Page and application data records:
________________
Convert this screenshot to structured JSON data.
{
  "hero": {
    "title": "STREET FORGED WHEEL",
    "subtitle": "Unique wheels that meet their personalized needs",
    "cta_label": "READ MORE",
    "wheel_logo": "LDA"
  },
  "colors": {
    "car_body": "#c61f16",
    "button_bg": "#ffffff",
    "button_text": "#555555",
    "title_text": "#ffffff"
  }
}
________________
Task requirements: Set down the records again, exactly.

Written solution:
Convert this screenshot to structured JSON data.
{
  "hero": {
    "title": "STREET FORGED WHEEL",
    "subtitle": "Unique wheels that meet their personalized needs",
    "cta_label": "READ MORE",
    "wheel_logo": "LDA"
  },
  "colors": {
    "car_body": "#c61f16",
    "button_bg": "#ffffff",
    "button_text": "#555555",
    "title_text": "#ffffff"
  }
}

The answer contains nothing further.